HELP ME SHOUT THIS TO THE RAFTERS! THIS IS THE NUMBER ONE WAY TO REDUCE YOUR INDIAN WEDDING COST!
5. Electricity, Insurance and Other Sneaky Charges
The average hotel wedding contract shouldn't be longer than 15 to 18 pages. Any longer and you need to spend half a day reading it.
YES YOU CAN DO IT!
I had a hotel try to sell me $2000 of high tea (literally, tea/coffee/cookies) between a ceremony and reception.
But guess what, this was around the time another bar was opening up and people would probably anyways go back to their room to catch a break and chit chat. Plus we had all day tea/snacks in the lobby for the guests. Luckily we caught this early and avoided it.
Another hotel said the towels used during the mendhi were ruined and needed a $600 replacement. We got it down to $500 but lesson learned!
Another Los Angeles hotel asked for $1200 for extra power because the DJ had a bigger stage and lighting setup then they anticipated. Extra power!?!?
More stuff to be mindful of!
Even if you can't manage to march through all the fine print, it's as simple as asking your hotel sales person...are there any other hidden charges outside this contract?
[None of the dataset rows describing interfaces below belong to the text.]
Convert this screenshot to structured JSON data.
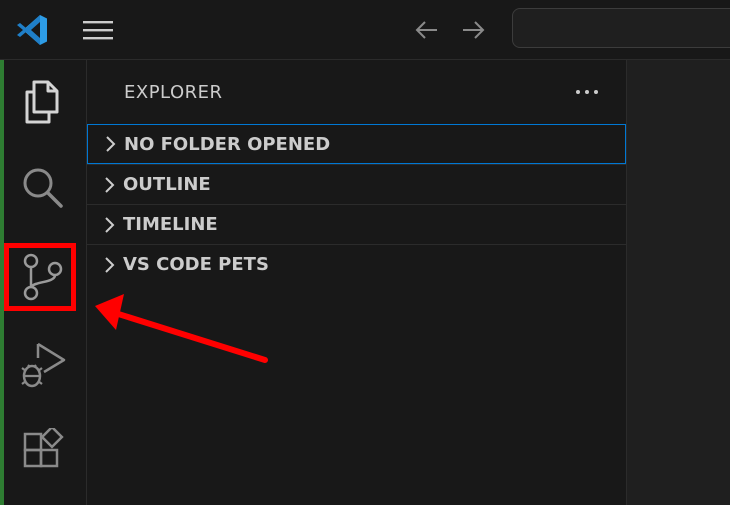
{
  "sidebar": {
    "title": "EXPLORER",
    "sections": [
      {
        "label": "NO FOLDER OPENED"
      },
      {
        "label": "OUTLINE"
      },
      {
        "label": "TIMELINE"
      },
      {
        "label": "VS CODE PETS"
      }
    ]
  },
  "activity_bar": {
    "items": [
      "files-icon",
      "search-icon",
      "source-control-icon",
      "run-debug-icon",
      "extensions-icon"
    ]
  },
  "colors": {
    "accent": "#0078d4",
    "annotation": "#ff0000",
    "logo": "#2d9ce6"
  }
}
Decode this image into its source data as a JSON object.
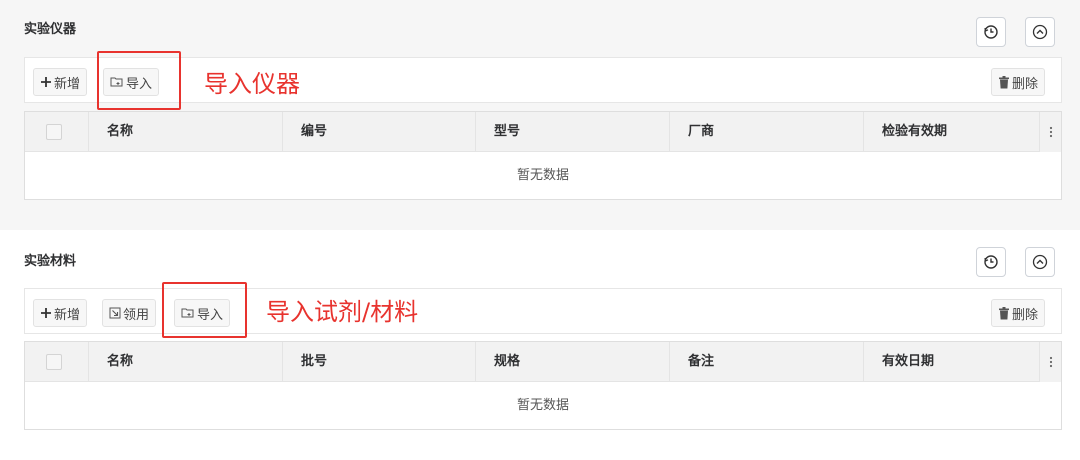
{
  "instruments": {
    "title": "实验仪器",
    "toolbar": {
      "add_label": "新增",
      "import_label": "导入",
      "delete_label": "删除"
    },
    "callout": "导入仪器",
    "columns": [
      "名称",
      "编号",
      "型号",
      "厂商",
      "检验有效期"
    ],
    "empty_text": "暂无数据"
  },
  "materials": {
    "title": "实验材料",
    "toolbar": {
      "add_label": "新增",
      "claim_label": "领用",
      "import_label": "导入",
      "delete_label": "删除"
    },
    "callout": "导入试剂/材料",
    "columns": [
      "名称",
      "批号",
      "规格",
      "备注",
      "有效日期"
    ],
    "empty_text": "暂无数据"
  },
  "icons": {
    "history": "history-icon",
    "collapse": "chevron-up-circle-icon",
    "add": "plus-icon",
    "import": "folder-import-icon",
    "claim": "claim-icon",
    "delete": "trash-icon",
    "more": "vertical-dots-icon"
  },
  "colors": {
    "annotation_red": "#e8332e",
    "section_bg": "#f6f6f6",
    "header_bg": "#f2f2f2"
  }
}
6. Bargain Again AFTER the Wedding Is Over
Your groomsmen ordered a $40 wine bottle from room service that cost $400 because he was caught in the moment?
Somebody borrowed a surge protector for the makeup artist and the hotel is now charging $140 for that. For a surge protector?
Four of the rooms stayed past 2PM and the hotel is trying to charge another night for that!?!?!
We get it. Hotels are used to it.
On a $60,000 hotel bill these are all things you can nitpick on. Don't forget that!
7. Media Contacts & Social Media Influencing
Hotels and wedding venues rely on Indian weddings and banquets for massive business.
If you work in media, have a 5 or 6 digit social media following, can refer additional clients or can get the venue featured in a major publication like Trip Advisor (or even if you ARE a platinum or high rated reviewer on those sties) try to offer some quid-pro-quo to your hotel.